But the same person could be wary about doge[.]jungsource[.]com or doge[.]o3o[.]ir, since the root domains don’t give him/her much information. Hence, threat actors tend to use domains that contain generic words to make them appear legitimate.
This practice coincides with the top 10 words used alongside “bitcoin,” “doge,” and “cardano.” These are:
The word cloud below shows other text strings that appear alongside the three cryptocurrencies’ names. The presence of the word “login” is also worth noting, as this could encourage users to type in their account credentials into suspicious or copycat sites.
How WhoisXML API Has Been Helping with the Crypto DNS Project
WhoisXML API”s WHOIS database tracks the registration details of more than 1.2 billion domains and subdomains, including the crypto-related ones featured in this study. In particular, Bulk WHOIS Lookup made it possible for the researchers to access the WHOIS records of thousands of domains in one go.
Screenshot API, meanwhile, allowed us to get a glimpse of what the website each domain and subdomain looks like. With the tool, we were able to investigate the sites without having to expose ourselves to potentially malicious activity.
Cryptocurrencies have been dubbed “the new gold” by some people, and the industry will continue to grow. By 2026, it is expected to reach US$2.2 billion. More people, even those who are not inherently investors, will be drawn to digital currencies. Not only do they offer a decentralized way of handling people’s finances, but they also hold great promise of fortune. And therein lies the cybersecurity issue.
As more people become interested, it would be easy for threat actors to use cryptocurrencies to lure victims.

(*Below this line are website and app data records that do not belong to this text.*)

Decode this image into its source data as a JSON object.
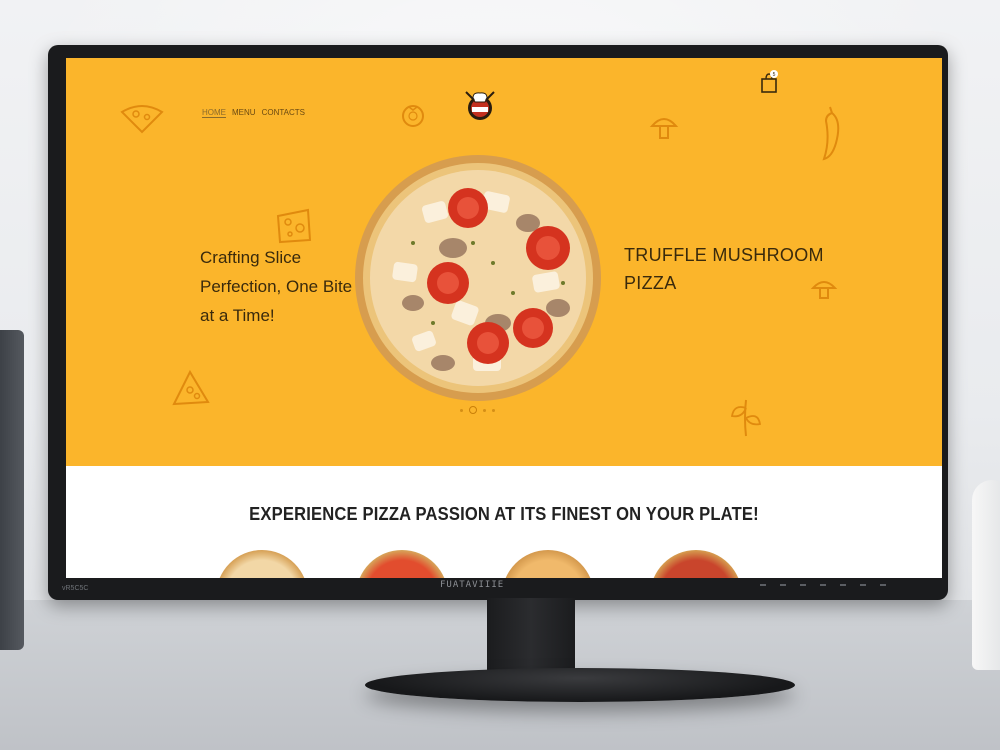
{
  "nav": {
    "items": [
      {
        "label": "HOME",
        "active": true
      },
      {
        "label": "MENU",
        "active": false
      },
      {
        "label": "CONTACTS",
        "active": false
      }
    ]
  },
  "header": {
    "logo_icon": "chef-hat-logo-icon",
    "cart_icon": "shopping-bag-icon",
    "cart_count": "5"
  },
  "hero": {
    "tagline": "Crafting Slice Perfection, One Bite at a Time!",
    "product_title": "TRUFFLE MUSHROOM PIZZA",
    "carousel_index": 1,
    "carousel_total": 4
  },
  "section": {
    "title": "EXPERIENCE PIZZA PASSION AT ITS FINEST ON YOUR PLATE!"
  },
  "monitor": {
    "brand": "FUATAVIIIE",
    "model": "vR5C5C"
  },
  "colors": {
    "hero_bg": "#fbb52b",
    "doodle": "#e08a0e",
    "text_dark": "#3a2a0c"
  }
}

In this study alone, which focuses on Bitcoin, Doge, and Cardano, more than 31,000 domains and subdomains were found. While some of these may be used legitimately, we found others that are potentially suspicious, including:
Domains that host imitation websites, such as 0bitcoins[.]ch, could look similar to a cybersecurity company’s
Domains that appear to be Simcast news sites and could be tied to the malicious website simcast[.]com.
Even the typical domains found could be weaponized by threat actors. Live websites that promise earnings, rewards, and giveaways could lure cryptocurrency investors into giving away sensitive information.
Monitoring these domains and reporting the ones that figure in malicious activities to their registrars are crucial steps toward a safer digital world.
Cybersecurity professionals who wish to monitor cryptocurrency-related domains and subdomains may contact us for more information on using our full WHOIS database.Read other articles